The former BC Eagle recently returned from a concussion that sidelined him for nearly two months.

“It was really difficult. There was really no definitive timetable on those,” Mottau said of his concussion recovery. “With any other injury to a body part, you can have a timetable and can battle through some pain, whatever it is. But with this, it gets frustrating. It’s really a mental grind as well.

“Sometimes you can get in your own way mentally and start to feel a lot better and get back on the ice, then the excitement of competing again was great when I got back in the game, but it was a difficult time. There was a lot of media attention to concussions, it’s a little bit hypersensitive maybe, but I was definitely banged up there for a couple of weeks.”

Now fully recovered, Mottau hopes to contribute in any way possible to the Bruins’ stretch drive and eventual playoff run.

“I would say just a steady, two-way defenseman who can make a good outlet pass, adding value at some level here,” the defenseman said when asked to describe his style. “Something I can duplicate over and over again is making a good outlet pass, and making good reads relying on my hockey intellect and reading plays and anticipating. It’s not sometimes the showiest game that I play, but as far as adding value, that’s what I’m looking to do on whatever level that I’m needed.”

Playing at the Garden on a regular basis promises to be pretty surreal for the Hockey East alum.

“Well, I mean I’ll definitely embrace it only because it’s such a great hockey town,” Mottau said when asked if his days at Boston College will help him embrace the hockey community.

“Growing up there and having the experience of playing close to home in college and playing in some big games in the Garden – and having family and friends to be in the stands each night will be quite a thrill for me. Some people might not be able to handle that type of excitement or pressure, but I’m definitely going to embrace it.”

Mottau said his agent had talks with the Bruins when he became a free agent two years ago.

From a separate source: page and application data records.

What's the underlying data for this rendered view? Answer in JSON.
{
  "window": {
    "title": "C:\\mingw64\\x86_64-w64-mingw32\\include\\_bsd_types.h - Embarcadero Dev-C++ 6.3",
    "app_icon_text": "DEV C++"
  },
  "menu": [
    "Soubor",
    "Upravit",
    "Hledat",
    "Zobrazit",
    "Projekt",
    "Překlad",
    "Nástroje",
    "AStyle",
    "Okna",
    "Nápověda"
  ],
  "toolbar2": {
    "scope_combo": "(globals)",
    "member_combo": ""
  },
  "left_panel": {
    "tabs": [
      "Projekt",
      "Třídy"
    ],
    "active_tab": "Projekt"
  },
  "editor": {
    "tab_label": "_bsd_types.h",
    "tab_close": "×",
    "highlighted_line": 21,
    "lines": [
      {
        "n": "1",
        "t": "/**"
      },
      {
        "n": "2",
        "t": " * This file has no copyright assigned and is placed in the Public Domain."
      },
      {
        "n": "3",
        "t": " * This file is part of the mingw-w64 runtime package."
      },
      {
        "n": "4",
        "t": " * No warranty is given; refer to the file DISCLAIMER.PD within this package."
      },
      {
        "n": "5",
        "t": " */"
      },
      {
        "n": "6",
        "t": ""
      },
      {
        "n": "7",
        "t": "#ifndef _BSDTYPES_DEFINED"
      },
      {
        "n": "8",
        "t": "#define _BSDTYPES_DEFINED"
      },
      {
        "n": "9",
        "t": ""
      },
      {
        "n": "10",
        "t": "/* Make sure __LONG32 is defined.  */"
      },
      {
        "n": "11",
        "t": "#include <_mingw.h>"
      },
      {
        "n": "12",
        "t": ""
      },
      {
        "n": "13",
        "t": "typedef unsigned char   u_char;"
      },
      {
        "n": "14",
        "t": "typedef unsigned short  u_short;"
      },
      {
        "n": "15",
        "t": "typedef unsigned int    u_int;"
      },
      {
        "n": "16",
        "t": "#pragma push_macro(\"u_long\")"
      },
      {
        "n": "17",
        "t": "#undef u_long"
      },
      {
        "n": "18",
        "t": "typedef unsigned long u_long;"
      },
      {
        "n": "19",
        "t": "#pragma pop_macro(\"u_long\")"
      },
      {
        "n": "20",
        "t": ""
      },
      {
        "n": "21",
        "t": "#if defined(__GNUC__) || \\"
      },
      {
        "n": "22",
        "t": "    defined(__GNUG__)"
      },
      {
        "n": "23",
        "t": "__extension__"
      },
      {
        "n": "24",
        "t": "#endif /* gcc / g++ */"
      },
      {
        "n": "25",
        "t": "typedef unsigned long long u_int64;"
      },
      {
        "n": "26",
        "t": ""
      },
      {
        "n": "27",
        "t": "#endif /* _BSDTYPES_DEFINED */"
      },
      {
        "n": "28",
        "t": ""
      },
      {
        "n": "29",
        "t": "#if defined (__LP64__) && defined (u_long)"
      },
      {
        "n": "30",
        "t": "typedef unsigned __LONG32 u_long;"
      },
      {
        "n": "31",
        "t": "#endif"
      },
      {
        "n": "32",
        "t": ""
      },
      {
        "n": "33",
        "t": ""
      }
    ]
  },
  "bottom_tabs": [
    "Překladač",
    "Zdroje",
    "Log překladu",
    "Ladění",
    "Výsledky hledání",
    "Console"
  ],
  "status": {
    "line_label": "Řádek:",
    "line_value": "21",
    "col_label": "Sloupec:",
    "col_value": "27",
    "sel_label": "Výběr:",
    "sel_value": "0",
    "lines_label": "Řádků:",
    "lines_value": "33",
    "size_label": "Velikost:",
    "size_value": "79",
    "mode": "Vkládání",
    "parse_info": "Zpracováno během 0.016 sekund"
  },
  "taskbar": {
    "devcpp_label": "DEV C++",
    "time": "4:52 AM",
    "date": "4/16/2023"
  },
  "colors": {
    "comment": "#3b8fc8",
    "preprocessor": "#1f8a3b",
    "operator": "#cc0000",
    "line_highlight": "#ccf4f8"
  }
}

The 33-year-old never thought such an opportunity would come.

“You know what, I really did,” Mottau said of thinking it was too late in his career to ever find his way to Boston. “To be honest, I just stay in the present and I let things happen as they may and I’m grateful for the trade and fortunate because I’m so familiar with being from the area. My family is extremely excited. You hope that it’s going to be a good fit and I can produce whatever they need me to do.”

Coach Claude Julien will be happy to know that Mottau’s willingness to contribute to the Black and Gold knows no bounds.

“I always said I’d take a puck in the teeth for the Bruins,” Mottau said of fulfilling his lifelong dream to play for Boston. “Now I have a chance to do that.”